Ross Farmer
Ross Farmer

Infographics work because your brain loves pictures

Category: Blogging, Content, Design

Friday October 7th, 2016

Any business that’s been seeking social media perfection over the past few years must have stumbled across the joy of infographics.

But for those not in the know, allow us to start at the start: what is an infographic?

In short, it’s an illustrative way of delivering information. It usually combines several smaller fact-nuggets into one attractive whole, with a consistent visual theme and the end-goal of informing the reader of facts that might be harder to digest in written form. In a way, you could consider the humble pie-chart the ultimate infographic.


Popularity contest

So why are they so popular? And why are they so prone to going viral?

To my mind, it’s all down to how our brains process information, and the amount of information we’re buffeted with from minute to minute.

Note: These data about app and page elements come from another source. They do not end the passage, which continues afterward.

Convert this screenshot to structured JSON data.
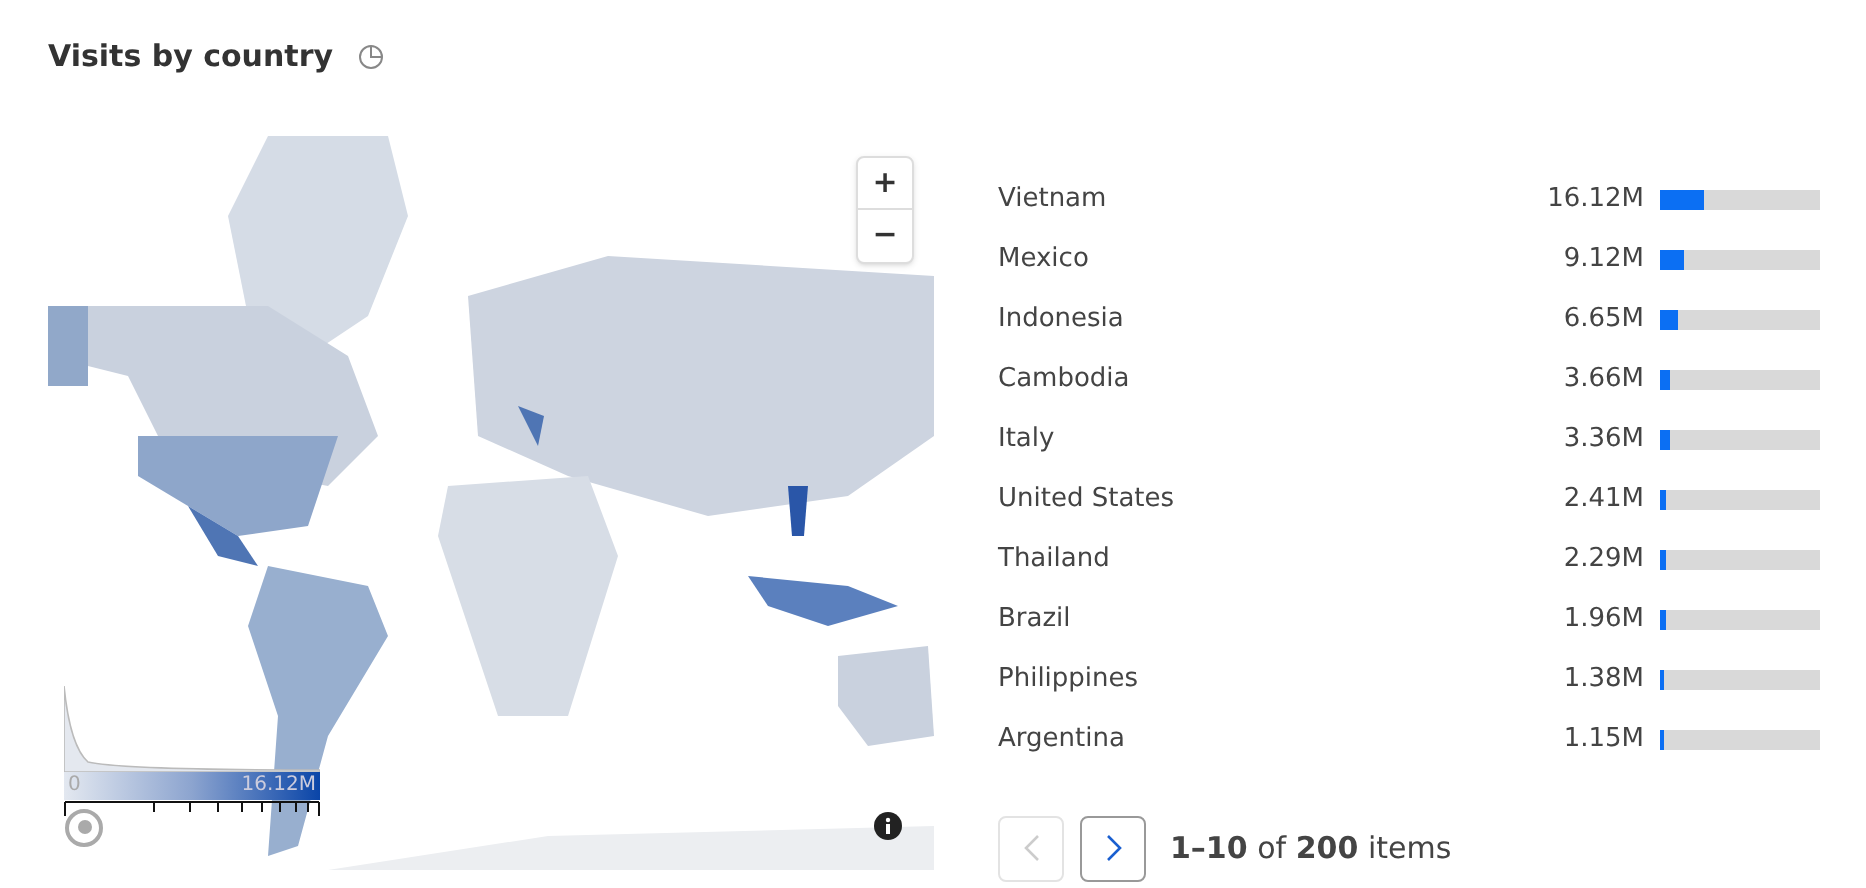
{
  "title": "Visits by country",
  "map": {
    "zoom_in": "+",
    "zoom_out": "−",
    "legend": {
      "min": "0",
      "max": "16.12M"
    }
  },
  "countries": [
    {
      "name": "Vietnam",
      "value": "16.12M",
      "level": 0.27
    },
    {
      "name": "Mexico",
      "value": "9.12M",
      "level": 0.15
    },
    {
      "name": "Indonesia",
      "value": "6.65M",
      "level": 0.11
    },
    {
      "name": "Cambodia",
      "value": "3.66M",
      "level": 0.06
    },
    {
      "name": "Italy",
      "value": "3.36M",
      "level": 0.06
    },
    {
      "name": "United States",
      "value": "2.41M",
      "level": 0.04
    },
    {
      "name": "Thailand",
      "value": "2.29M",
      "level": 0.04
    },
    {
      "name": "Brazil",
      "value": "1.96M",
      "level": 0.04
    },
    {
      "name": "Philippines",
      "value": "1.38M",
      "level": 0.025
    },
    {
      "name": "Argentina",
      "value": "1.15M",
      "level": 0.025
    }
  ],
  "pagination": {
    "prev_disabled": true,
    "next_disabled": false,
    "range": "1–10",
    "of": "of",
    "total": "200",
    "unit": "items"
  }
}
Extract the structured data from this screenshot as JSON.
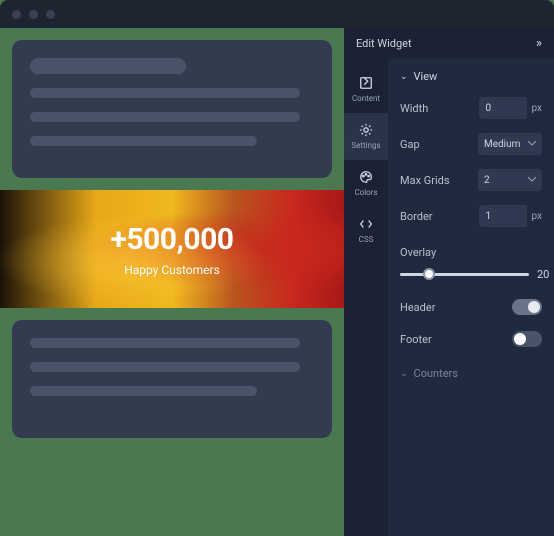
{
  "panel": {
    "title": "Edit Widget",
    "tabs": {
      "content": "Content",
      "settings": "Settings",
      "colors": "Colors",
      "css": "CSS"
    },
    "sections": {
      "view": "View",
      "counters": "Counters"
    },
    "fields": {
      "width": {
        "label": "Width",
        "value": "0",
        "unit": "px"
      },
      "gap": {
        "label": "Gap",
        "value": "Medium"
      },
      "maxGrids": {
        "label": "Max Grids",
        "value": "2"
      },
      "border": {
        "label": "Border",
        "value": "1",
        "unit": "px"
      },
      "overlay": {
        "label": "Overlay",
        "value": "20"
      },
      "header": {
        "label": "Header"
      },
      "footer": {
        "label": "Footer"
      }
    }
  },
  "hero": {
    "counter": "+500,000",
    "subtitle": "Happy Customers"
  }
}
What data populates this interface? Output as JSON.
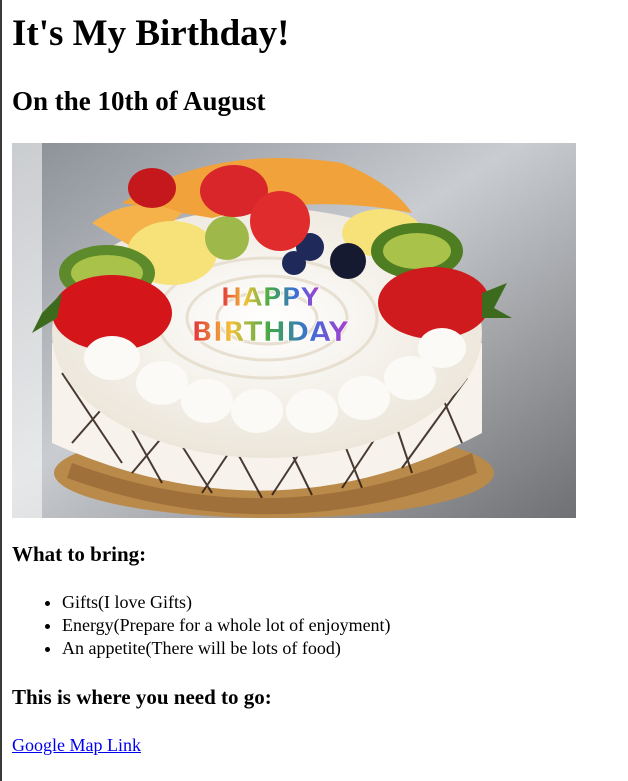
{
  "page": {
    "title": "It's My Birthday!",
    "subtitle": "On the 10th of August"
  },
  "image": {
    "icon": "birthday-cake-photo",
    "overlay_text_line1": "HAPPY",
    "overlay_text_line2": "BIRTHDAY"
  },
  "bring": {
    "heading": "What to bring:",
    "items": [
      "Gifts(I love Gifts)",
      "Energy(Prepare for a whole lot of enjoyment)",
      "An appetite(There will be lots of food)"
    ]
  },
  "directions": {
    "heading": "This is where you need to go:",
    "link_label": "Google Map Link"
  },
  "colors": {
    "link": "#0000ee"
  }
}
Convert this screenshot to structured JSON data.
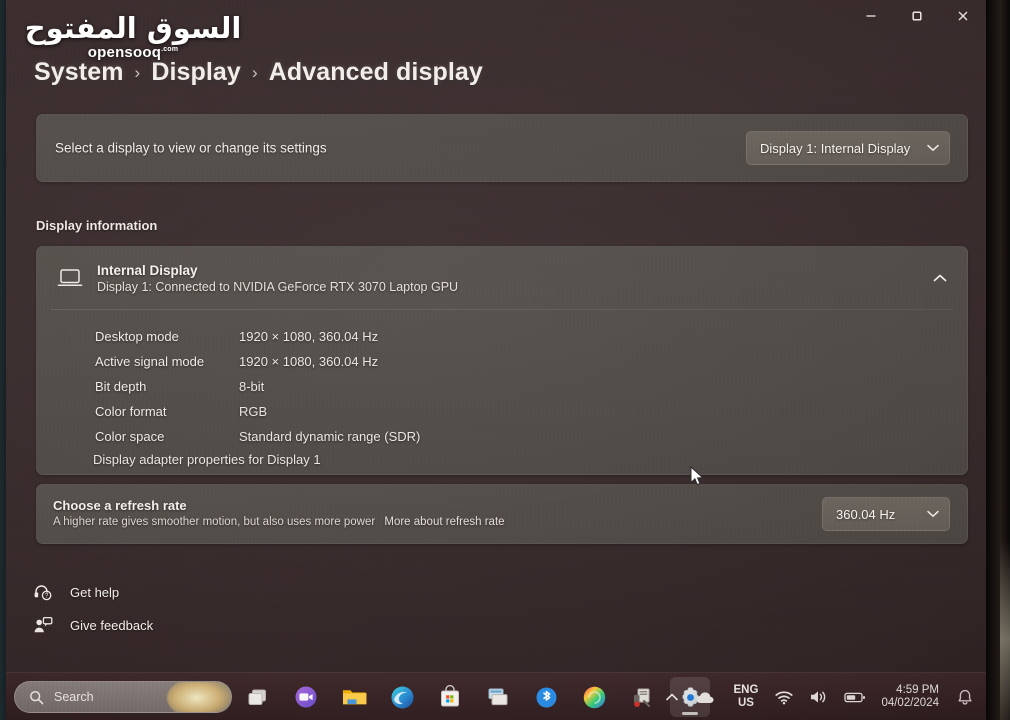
{
  "window": {
    "controls": {
      "minimize": "Minimize",
      "maximize": "Restore",
      "close": "Close"
    }
  },
  "watermark": {
    "arabic": "السوق المفتوح",
    "latin": "opensooq",
    "suffix": ".com"
  },
  "breadcrumb": {
    "items": [
      "System",
      "Display",
      "Advanced display"
    ],
    "separator": "›"
  },
  "select_display": {
    "label": "Select a display to view or change its settings",
    "combo_value": "Display 1: Internal Display",
    "chevron": "⌄"
  },
  "display_information": {
    "heading": "Display information",
    "device_title": "Internal Display",
    "device_subtitle": "Display 1: Connected to NVIDIA GeForce RTX 3070 Laptop GPU",
    "rows": [
      {
        "key": "Desktop mode",
        "value": "1920 × 1080, 360.04 Hz"
      },
      {
        "key": "Active signal mode",
        "value": "1920 × 1080, 360.04 Hz"
      },
      {
        "key": "Bit depth",
        "value": "8-bit"
      },
      {
        "key": "Color format",
        "value": "RGB"
      },
      {
        "key": "Color space",
        "value": "Standard dynamic range (SDR)"
      }
    ],
    "adapter_link": "Display adapter properties for Display 1"
  },
  "refresh_rate": {
    "title": "Choose a refresh rate",
    "description": "A higher rate gives smoother motion, but also uses more power",
    "more_link": "More about refresh rate",
    "combo_value": "360.04 Hz"
  },
  "footer": {
    "get_help": "Get help",
    "give_feedback": "Give feedback"
  },
  "taskbar": {
    "search_placeholder": "Search",
    "apps": [
      {
        "name": "task-view",
        "label": "Task view"
      },
      {
        "name": "chat",
        "label": "Chat"
      },
      {
        "name": "file-explorer",
        "label": "File Explorer"
      },
      {
        "name": "edge",
        "label": "Microsoft Edge"
      },
      {
        "name": "microsoft-store",
        "label": "Microsoft Store"
      },
      {
        "name": "app-window",
        "label": "App"
      },
      {
        "name": "bluetooth",
        "label": "Bluetooth"
      },
      {
        "name": "paint-swirl-app",
        "label": "Creative app"
      },
      {
        "name": "tools-app",
        "label": "Tools app"
      },
      {
        "name": "settings",
        "label": "Settings"
      }
    ],
    "tray": {
      "overflow": "Show hidden icons",
      "cloud": "OneDrive",
      "language_line1": "ENG",
      "language_line2": "US",
      "network": "Network",
      "volume": "Volume",
      "battery": "Battery",
      "time": "4:59 PM",
      "date": "04/02/2024",
      "notifications": "Notifications"
    }
  },
  "colors": {
    "window_bg": "#3a2c2d",
    "card_bg": "#514b47",
    "combo_bg": "#665f59",
    "text_primary": "#f4efeb",
    "taskbar_bg": "#3a2527"
  }
}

Anyone who looks at a print ad from the 1960s will immediately notice a core difference with print advertising today – the word count. You can only surmise that back then people had more time to stop and read, less noise to filter.

Previously data was less prevalent, information less on-tap. A person could walk down the street without immediately knowing the weather in Cuba, the performance of their investments and who Tom Hiddleston may or may not be dating, but that’s simply not the case any longer.

These days facts and figures are literally everywhere we go. A glut of information is a great, positive thing, but there’s only so much a human can handle so a filter is required. That filter is your own brain, which looks for the easiest-to-digest information in the flow and focuses on it.

And that means visual. The mentalist Derren Brown advocates visual imagery as the key to expanding your memory and recall (telling a visual story for each fact that needs to be recalled in a so-called memory palace). Roadsigns are generally illustrative more than descriptive because the brain will process it faster. Even medicine users are proven to better understand their prescription when the instructions are illustrative – it’s just who we are as human beings (reference this incredible online infographic on Neomam).

So if you have some great content, or some great ideas you want to see reaching the maximum possible audience, you probably ought to think of displaying it as an infographic.


As an example, please see a link to one of our customers’ recent infographics – it’s actually pretty text-based but even so has seen incredible take-up because a) it looks good and b) it’s genuinely useful.